**What the task requires:** The answer should contain every entry below, copied exactly.

Saved data entries
______

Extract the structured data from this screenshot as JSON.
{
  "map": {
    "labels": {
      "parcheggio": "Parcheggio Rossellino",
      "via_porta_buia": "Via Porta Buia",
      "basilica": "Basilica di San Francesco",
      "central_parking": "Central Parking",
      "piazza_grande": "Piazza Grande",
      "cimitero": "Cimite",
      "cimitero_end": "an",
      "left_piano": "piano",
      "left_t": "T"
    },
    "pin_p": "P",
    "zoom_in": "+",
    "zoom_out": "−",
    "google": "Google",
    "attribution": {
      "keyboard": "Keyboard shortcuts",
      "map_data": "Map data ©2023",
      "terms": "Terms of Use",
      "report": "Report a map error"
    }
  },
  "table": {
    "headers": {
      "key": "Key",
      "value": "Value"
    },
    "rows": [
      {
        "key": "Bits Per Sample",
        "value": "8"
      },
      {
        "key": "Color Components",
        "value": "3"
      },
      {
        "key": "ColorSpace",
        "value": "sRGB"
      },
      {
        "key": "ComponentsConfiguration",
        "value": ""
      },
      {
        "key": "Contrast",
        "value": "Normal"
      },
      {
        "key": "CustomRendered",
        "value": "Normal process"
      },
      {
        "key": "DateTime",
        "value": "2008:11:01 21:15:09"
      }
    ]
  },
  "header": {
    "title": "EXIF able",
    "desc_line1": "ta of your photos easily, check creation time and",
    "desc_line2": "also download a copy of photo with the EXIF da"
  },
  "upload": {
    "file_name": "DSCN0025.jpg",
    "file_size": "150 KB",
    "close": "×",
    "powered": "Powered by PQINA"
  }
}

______

**Exercise output:**
Extract the structured data from this screenshot as JSON.
{
  "map": {
    "labels": {
      "parcheggio": "Parcheggio Rossellino",
      "via_porta_buia": "Via Porta Buia",
      "basilica": "Basilica di San Francesco",
      "central_parking": "Central Parking",
      "piazza_grande": "Piazza Grande",
      "cimitero": "Cimite",
      "cimitero_end": "an",
      "left_piano": "piano",
      "left_t": "T"
    },
    "pin_p": "P",
    "zoom_in": "+",
    "zoom_out": "−",
    "google": "Google",
    "attribution": {
      "keyboard": "Keyboard shortcuts",
      "map_data": "Map data ©2023",
      "terms": "Terms of Use",
      "report": "Report a map error"
    }
  },
  "table": {
    "headers": {
      "key": "Key",
      "value": "Value"
    },
    "rows": [
      {
        "key": "Bits Per Sample",
        "value": "8"
      },
      {
        "key": "Color Components",
        "value": "3"
      },
      {
        "key": "ColorSpace",
        "value": "sRGB"
      },
      {
        "key": "ComponentsConfiguration",
        "value": ""
      },
      {
        "key": "Contrast",
        "value": "Normal"
      },
      {
        "key": "CustomRendered",
        "value": "Normal process"
      },
      {
        "key": "DateTime",
        "value": "2008:11:01 21:15:09"
      }
    ]
  },
  "header": {
    "title": "EXIF able",
    "desc_line1": "ta of your photos easily, check creation time and",
    "desc_line2": "also download a copy of photo with the EXIF da"
  },
  "upload": {
    "file_name": "DSCN0025.jpg",
    "file_size": "150 KB",
    "close": "×",
    "powered": "Powered by PQINA"
  }
}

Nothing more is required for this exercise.